Flemming, Montes noted, had reported during a prison psychological evaluation that two men had raped him when he was fifteen years old. According to the board's official transcript of the hearing, Montes' first question about the abuse was: "Why'd you wait twenty years to tell anybody about that?"

Flemming stumbled, trying to explain why he finally decided to tell his wife. "I just happened to blurt it out over the phone," he said. "I had not even told my mother and father."

"So what were the names of the people who molested you?" Montes continued.

"I would rather not say," he replied. "One — one's dead and the other one has a significant family back home."

"Are these people real?" Montes further questioned.

"Yes, ma'am," Flemming replied.

After Flemming explained that the men, who were friends of his family, had become physically violent and sexually assaulted him, Montes asked him once again why he didn't report it.

"I, I never told anybody until it just became so, an unbearing [sic] mass of, of, of pain.

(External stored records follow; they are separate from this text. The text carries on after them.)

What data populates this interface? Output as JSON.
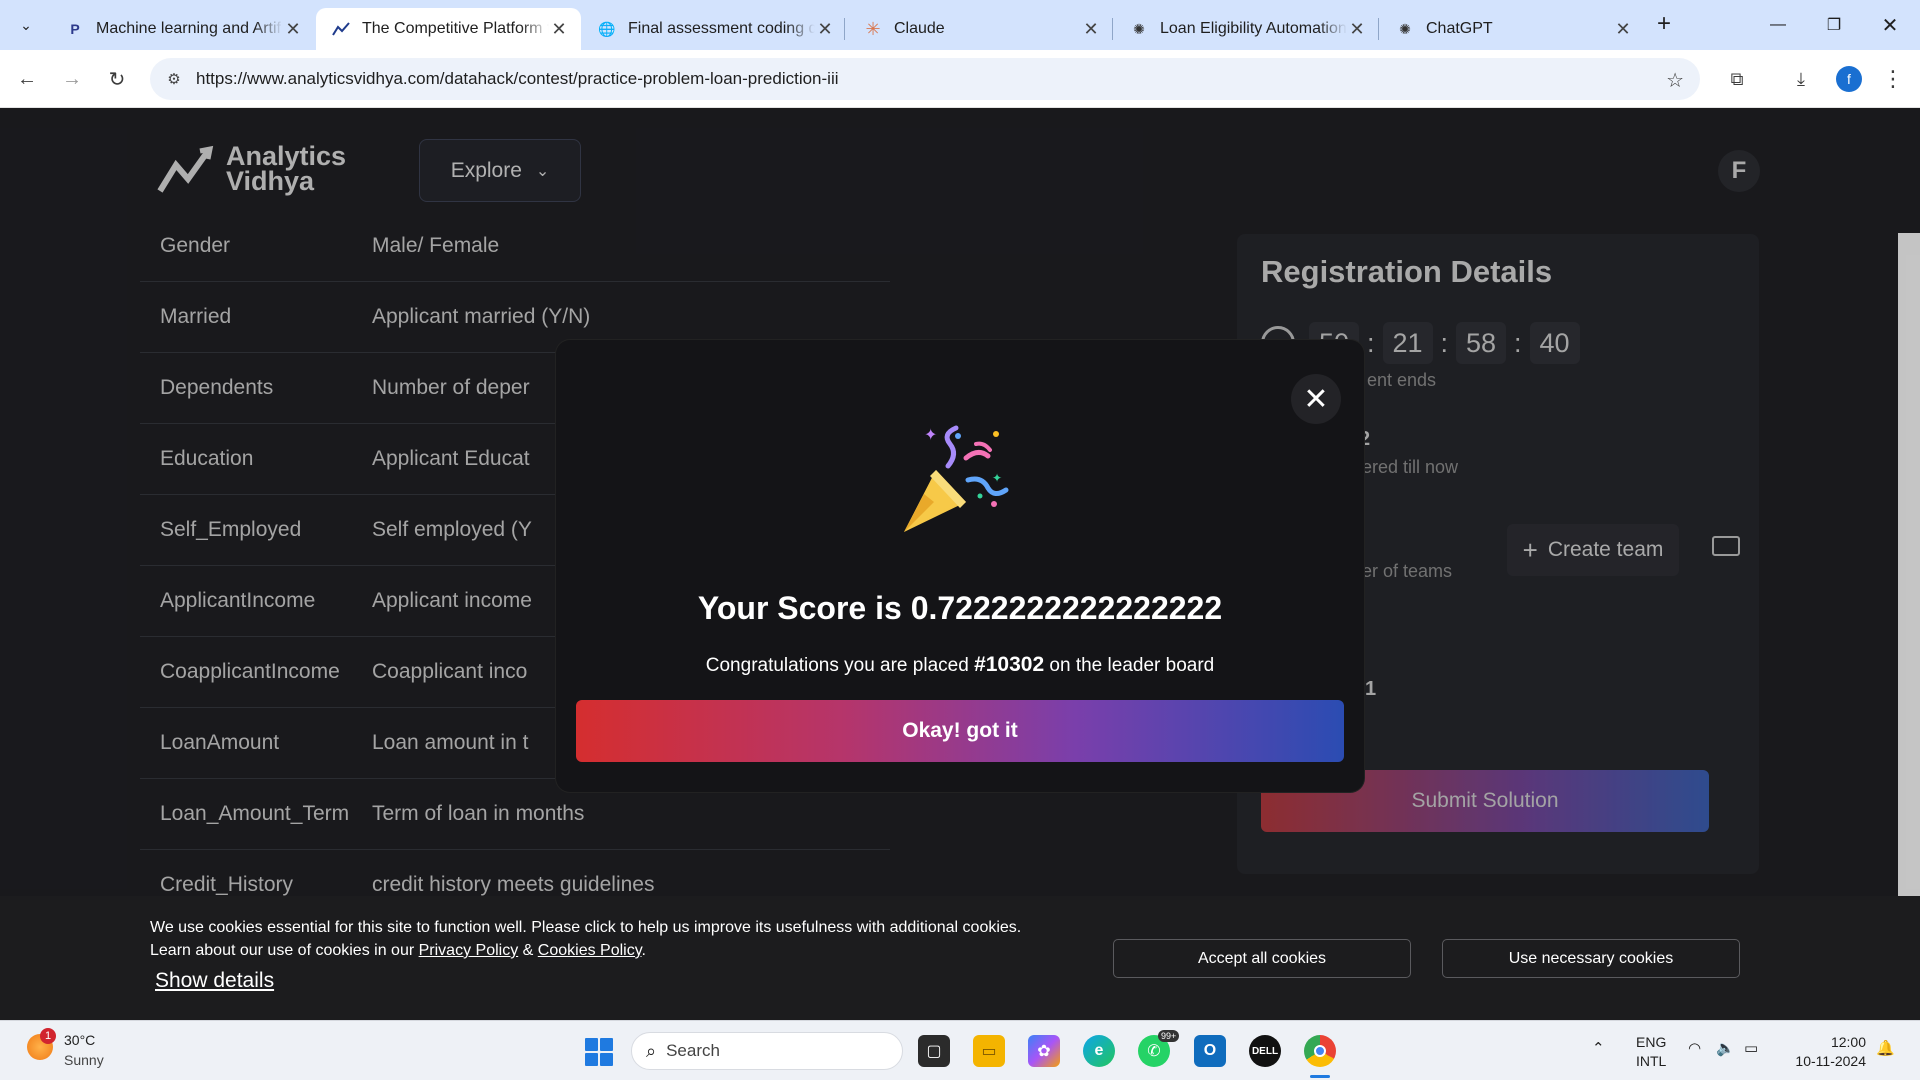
{
  "browser": {
    "tabs": [
      {
        "favicon": "P",
        "title": "Machine learning and Artif",
        "active": false
      },
      {
        "favicon": "av-logo",
        "title": "The Competitive Platform f",
        "active": true
      },
      {
        "favicon": "globe",
        "title": "Final assessment coding qu",
        "active": false
      },
      {
        "favicon": "claude-star",
        "title": "Claude",
        "active": false
      },
      {
        "favicon": "openai",
        "title": "Loan Eligibility Automation",
        "active": false
      },
      {
        "favicon": "openai",
        "title": "ChatGPT",
        "active": false
      }
    ],
    "url": "https://www.analyticsvidhya.com/datahack/contest/practice-problem-loan-prediction-iii",
    "profile_initial": "f"
  },
  "header": {
    "logo_line1": "Analytics",
    "logo_line2": "Vidhya",
    "explore_label": "Explore",
    "avatar_initial": "F"
  },
  "variables": [
    {
      "name": "Gender",
      "description": "Male/ Female"
    },
    {
      "name": "Married",
      "description": "Applicant married (Y/N)"
    },
    {
      "name": "Dependents",
      "description": "Number of deper"
    },
    {
      "name": "Education",
      "description": "Applicant Educat"
    },
    {
      "name": "Self_Employed",
      "description": "Self employed (Y"
    },
    {
      "name": "ApplicantIncome",
      "description": "Applicant income"
    },
    {
      "name": "CoapplicantIncome",
      "description": "Coapplicant inco"
    },
    {
      "name": "LoanAmount",
      "description": "Loan amount in t"
    },
    {
      "name": "Loan_Amount_Term",
      "description": "Term of loan in months"
    },
    {
      "name": "Credit_History",
      "description": "credit history meets guidelines"
    }
  ],
  "registration": {
    "title": "Registration Details",
    "timer": [
      "50",
      "21",
      "58",
      "40"
    ],
    "timer_label": "ent ends",
    "registered_count": "2",
    "registered_label": "ered till now",
    "teams_label": "er of teams",
    "create_team_label": "Create team",
    "rank_partial": "1",
    "submit_label": "Submit Solution"
  },
  "modal": {
    "score_text": "Your Score is 0.7222222222222222",
    "congrats_prefix": "Congratulations you are placed",
    "rank": "#10302",
    "congrats_suffix": "on the leader board",
    "okay_label": "Okay! got it"
  },
  "cookies": {
    "line1": "We use cookies essential for this site to function well. Please click to help us improve its usefulness with additional cookies.",
    "line2_prefix": "Learn about our use of cookies in our",
    "privacy_link": "Privacy Policy",
    "amp": "&",
    "cookies_link": "Cookies Policy",
    "line2_suffix": ".",
    "show_details": "Show details",
    "accept_all": "Accept all cookies",
    "necessary_only": "Use necessary cookies"
  },
  "taskbar": {
    "weather_badge": "1",
    "temperature": "30°C",
    "condition": "Sunny",
    "search_placeholder": "Search",
    "whatsapp_badge": "99+",
    "lang_top": "ENG",
    "lang_bottom": "INTL",
    "time": "12:00",
    "date": "10-11-2024"
  }
}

I guess the best way I could describe it is just a mass of blackness inside me," he said.

A third time, she asked him how he managed to keep the rape a secret from his parents considering the anxiety, depression, and nightmares it caused him.

"I mean, I was a kid. I had, I assumed that it was my, in some way, my fault," he replied.

Brett (left) and Michael Flemming. - COURTESY OF BRETT FLEMMING
  • Courtesy of Brett Flemming
  • Brett (left) and Michael Flemming.

Flemming then repeatedly emphasized that he takes full responsibility for the fatal crash, saying, "I committed a reckless and horrible act. ... There is no legitimate excuse for the taking of a human life. ... I was a despicable, reckless human being." But he also tried to explain that the childhood sexual assault contributed to his alcohol abuse as a teenager, which was clearly a central factor in the crash that day.

Montes didn't buy it. At the end of the hearing, she announced that the board would once again deny Flemming parole — for the sixth time — because he is still unable to articulate the underlying reasons why he killed Deputy Bentley. Referencing his testimony about the rape, she added: "A lot of these factors that you point to don't really get to the heart of the issue. They're external factors. They're things that other people did to you — almost describing yourself as a victim."

Flemming, speaking to me by phone more than a year later, said he did his best during the hearing to maintain his composure, but fell apart when Montes continued to badger him about being molested. "For her to even imply I'm not telling the truth sent me spiraling out of control into a downward depression right there in [front of] the board," he said.